Most people still cheerful.

Around & about Travel

South day 14

Getting used to our new bubble. Today we had our own personal toilet and shower allocated so that’ s nice. This Top Ten camp is really quite luxurious, the showers are clean and modern with undefloor heating, hair dryers and fold-down benches in the “staging area”.

The first day of the snap lockdown didn’t go too badly. A bit of housekeeping in the morning and a walk in the afternoon Hania to the shop for some chicken, bread and coleslaw and me to the top of Conical Hill.

Snow-covered mountains and distant rain.

Around & about Travel

South day 13

We had a bad night, wind so strong the van was shaking and felt like it was drifting so after trying to sleep through the gale we decided to move it at about 00:30 AM.

That was better but still pretty noisy.

We headed south and over the Takaka Hill road which seems to take forever. We landed in Motueka where we found a fabulous French Patisserie – even the humble Kiwi Potato Top pie included onions caramelised in white wine. As for the raspberry tart, cheesecake and apple pie – out of this world.

We also found Toad Hall and the Townshend Brewery, makers of Blitzgreig a truly great West Coast IPA. Motueka and the Moutere Valley are the centre of hop-growing in NZ with many fine breweries.

The valley road took us through to SH6 and so to Murchison and, eventually the Lewis Pass.

Murchison had a 7.8 earthquake back in 1927 and left a 1 metre high scarp across much of the landscape which instantly brought into being the Maruia Falls.

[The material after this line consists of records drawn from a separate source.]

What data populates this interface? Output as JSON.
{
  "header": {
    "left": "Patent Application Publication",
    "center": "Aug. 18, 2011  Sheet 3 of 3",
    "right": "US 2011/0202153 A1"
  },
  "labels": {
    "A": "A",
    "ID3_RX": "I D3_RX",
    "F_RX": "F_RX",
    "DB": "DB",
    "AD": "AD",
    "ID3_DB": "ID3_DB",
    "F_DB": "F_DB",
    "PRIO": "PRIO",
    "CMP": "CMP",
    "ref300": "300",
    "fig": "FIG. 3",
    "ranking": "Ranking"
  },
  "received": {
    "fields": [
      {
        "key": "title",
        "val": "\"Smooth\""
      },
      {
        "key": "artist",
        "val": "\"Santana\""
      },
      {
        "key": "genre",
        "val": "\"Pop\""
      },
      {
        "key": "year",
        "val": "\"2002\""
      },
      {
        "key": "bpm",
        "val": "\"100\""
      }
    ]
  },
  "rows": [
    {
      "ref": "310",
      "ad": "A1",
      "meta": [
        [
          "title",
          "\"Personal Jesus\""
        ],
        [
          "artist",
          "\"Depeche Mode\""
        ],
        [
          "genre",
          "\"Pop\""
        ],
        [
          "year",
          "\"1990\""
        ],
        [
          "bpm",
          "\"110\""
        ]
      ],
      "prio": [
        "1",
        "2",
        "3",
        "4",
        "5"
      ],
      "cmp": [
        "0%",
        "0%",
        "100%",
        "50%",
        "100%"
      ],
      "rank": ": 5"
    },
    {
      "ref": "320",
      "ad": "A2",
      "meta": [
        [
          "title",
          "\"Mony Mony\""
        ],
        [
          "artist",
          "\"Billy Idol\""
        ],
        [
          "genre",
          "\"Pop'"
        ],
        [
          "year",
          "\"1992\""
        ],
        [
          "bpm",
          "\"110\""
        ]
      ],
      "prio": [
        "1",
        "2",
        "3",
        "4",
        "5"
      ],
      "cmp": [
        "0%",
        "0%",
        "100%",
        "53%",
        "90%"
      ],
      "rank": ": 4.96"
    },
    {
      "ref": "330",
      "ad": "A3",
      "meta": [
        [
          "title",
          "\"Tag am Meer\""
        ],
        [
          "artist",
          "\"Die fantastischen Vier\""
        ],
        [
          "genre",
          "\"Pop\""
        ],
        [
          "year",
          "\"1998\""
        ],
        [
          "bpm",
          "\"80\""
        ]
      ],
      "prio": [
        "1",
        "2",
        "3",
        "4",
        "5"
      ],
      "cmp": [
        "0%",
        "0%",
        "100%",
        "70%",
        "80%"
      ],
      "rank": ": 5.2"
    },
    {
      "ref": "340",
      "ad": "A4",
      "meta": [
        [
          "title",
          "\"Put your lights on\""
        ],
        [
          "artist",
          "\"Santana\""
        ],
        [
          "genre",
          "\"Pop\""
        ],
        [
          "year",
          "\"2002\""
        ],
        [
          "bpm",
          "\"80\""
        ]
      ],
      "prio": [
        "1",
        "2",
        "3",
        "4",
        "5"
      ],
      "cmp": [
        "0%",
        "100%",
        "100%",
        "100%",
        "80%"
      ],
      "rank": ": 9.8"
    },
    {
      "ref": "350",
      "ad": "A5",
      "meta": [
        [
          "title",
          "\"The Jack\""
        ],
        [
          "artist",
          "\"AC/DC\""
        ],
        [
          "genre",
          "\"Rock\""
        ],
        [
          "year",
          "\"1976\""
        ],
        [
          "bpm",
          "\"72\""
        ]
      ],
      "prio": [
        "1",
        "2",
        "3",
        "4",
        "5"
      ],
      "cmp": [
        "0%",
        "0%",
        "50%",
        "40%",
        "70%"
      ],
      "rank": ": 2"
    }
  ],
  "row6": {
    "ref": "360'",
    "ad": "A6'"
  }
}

These falls have grown in height as they eroded back a large gully in the soft breccia.

We planned to stay at Maruia Hot Springs but they now close Tuesdays and Wednesdays so we were advised to head over the pass because snow was on the way.

Luckily we did otherwise we would surely be stuck in the middle of nowhere as the road out to the West Coast was also closed. We just about made it through flurries of snow and the temperature falling to 0.5C.

On the way down the other side we got the news about the lockdown so here we are in a motor camp in Hanmer Springs for at least 72 hours. At least it is a very modern motor camp.

Around & about Travel

South Day 12

Early start today at 05:30 to go to Farewell Spit on the eco tour.

Got there just after sunrise.

We drove out along the beach stopping frequently to identify bird life. As many as 90 species of bird visit the spit though most of them in summer.

Note the “red socks” painted in honour of Sir Peter Blake.

Originally there were 3 keepers here but over the years technology has made them redundant. The light is a set of tiny LEDs and remotely operated from Wellington.

The original trees were planted by keeper Robert Harwood who also brought in soil from Collingwood. It made life tolerable for the families who previously had to dig their homes out of the sand every day. Once the trees were established then came pasture and eventually vegetable gardens, cows, chickens and pigs.

The Spit is famous for mass whale strandings on the Tasman Bay side (usually Pilot whales) which occur every few years.


We also visited Cape Farewell.

By the time we got back it was high time for an afternoon nap, a quick dinner and then to bed. High winds and rain to end the day.